As valuable as the unit is, even Korashy admits that it falls short in terms of scale. The only other option available is treatment in one of Iraq’s other general psychiatric wards. "This is certainly not enough,” he said, shaking his head gravely. Sáenz adds that the treatment system needs to be to expanded to reflect the chronic and relapsing nature of addiction and include a range of community outreach elements.
Korashy said that progress is being made though, partly through cooperation with the UNODC and the US Substance Abuse and Mental Health Services Administration (SAMHSA). "We feel like we are doing good work,” he said.
However, treatment is not the only issue. Dealing with the drugs trade is not a priority for authorities and efforts at prevention are limited beyond routine border patrols, according to the US State Department's 2013 International Narcotics Control Strategy Report, which said: "…this focus on seizing drug shipments at the borders has rarely been accompanied by further investigation into the sources of the narcotics or by arrests and prosecutions of top leaders of drug trafficking enterprises. The Iraqi Federal Police do not devote significant resources to drug cases."
Worse still, Iraq is notoriously corrupt — it ranks 171 out of 177 in Transparency International's Corruption Perception Index 2013 — and Abdul said that security forces often turn a blind eye to dealers or are even actively involved. He said that he was able to get away with his colossal addiction because his uncle is a high-ranking police officer and got him out of trouble. Even worse, he said dealers in Baghdad are protected by the police in exchange for a cut of the profits.
He adds that the links between the authorities and drug rings are so strong, that in the run up to April's parliamentary elections, one of the city's biggest dealers said that he would give a quarter gram of heroin to anyone who would swear on the Quran three times to vote for incumbent Prime Minister Nouri al-Maliki. Hundreds, he added, took the dealer up on the offer.
"This addiction is destroying us day by day.”
The authorities are aware of the issue, a foreign official working regularly with the Ministry of Healthy told VICE News.
"There is no information on the size of the problem [corruption], but officials are aware of it and are not shy in discussing it in a professional context," the official said, speaking on the condition of anonymity. "They have indicated that in some slum areas there are particular problems related to corruption [and drug dealing]."
Abdul said he thinks the only chance of meaningful change, however, is a new administration that will de-politicize the security forces and tackle the endemic corruption. In the meantime, he hopes that more facilities like the one he is being treated at are launched.

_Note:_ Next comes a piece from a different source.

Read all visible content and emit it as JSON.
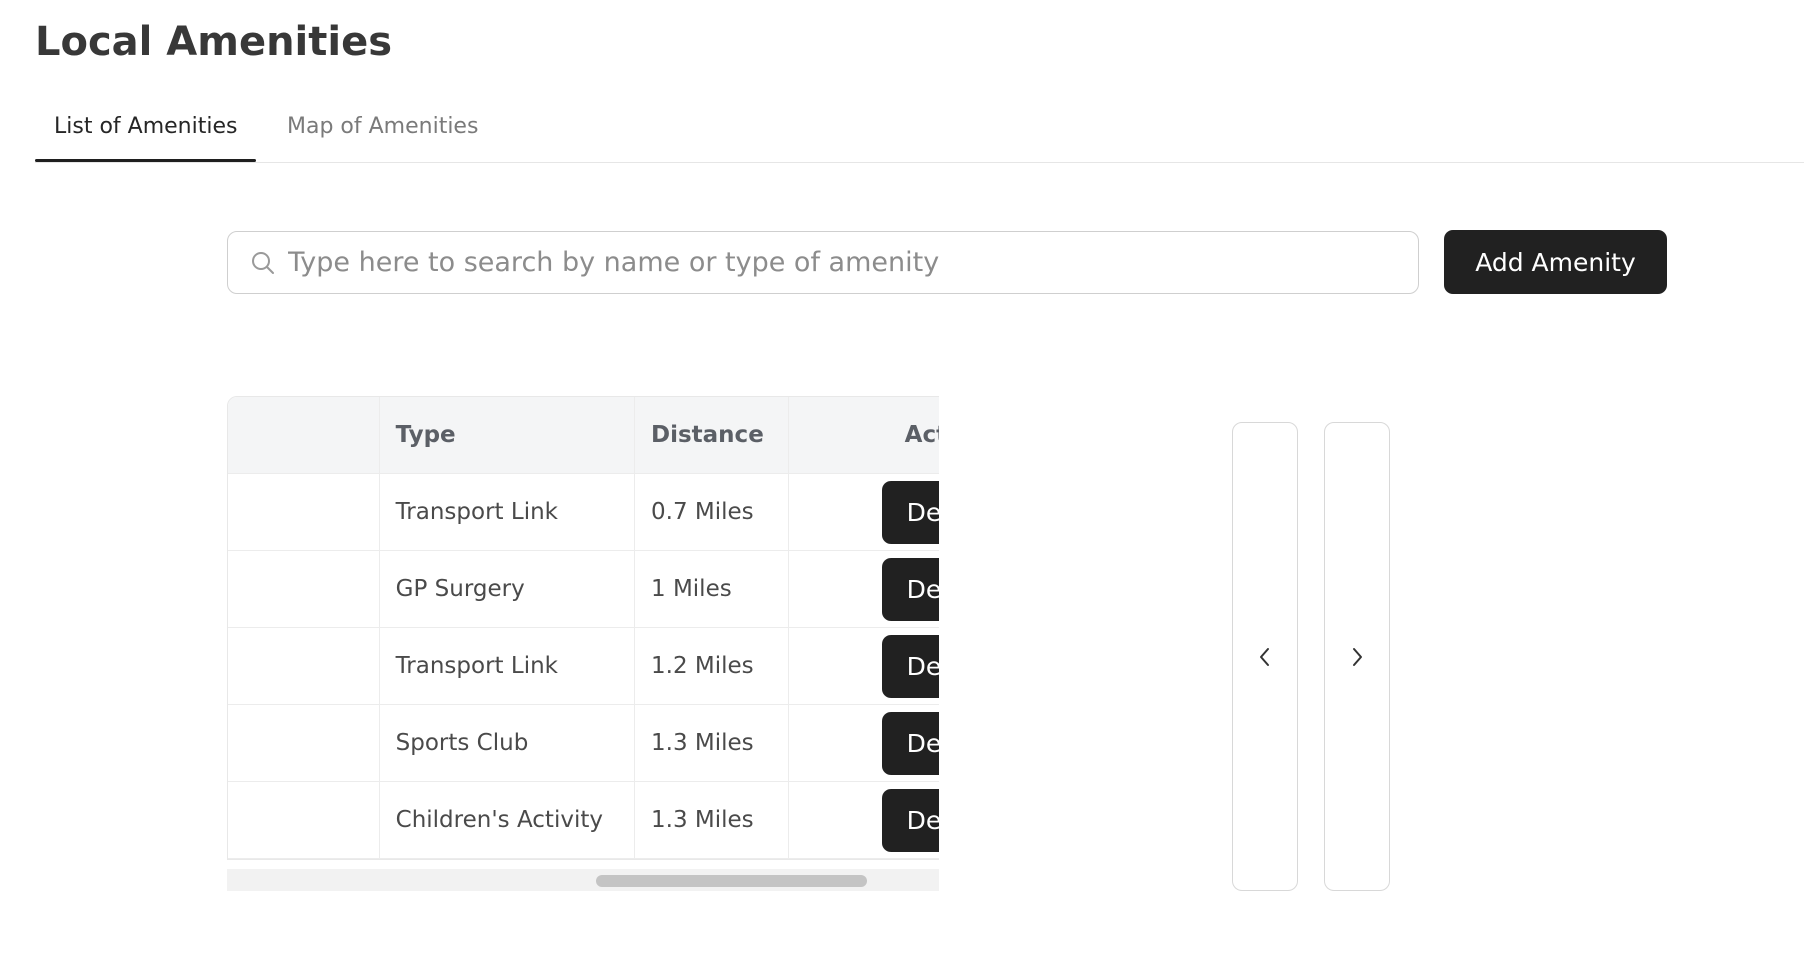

"I hope they can help the rest of the youth," he says. "Because this addiction is destroying us day by day.”
*Name has been changed to preserve his anonymity.
Follow John Beck on Twitter: @JM_Beck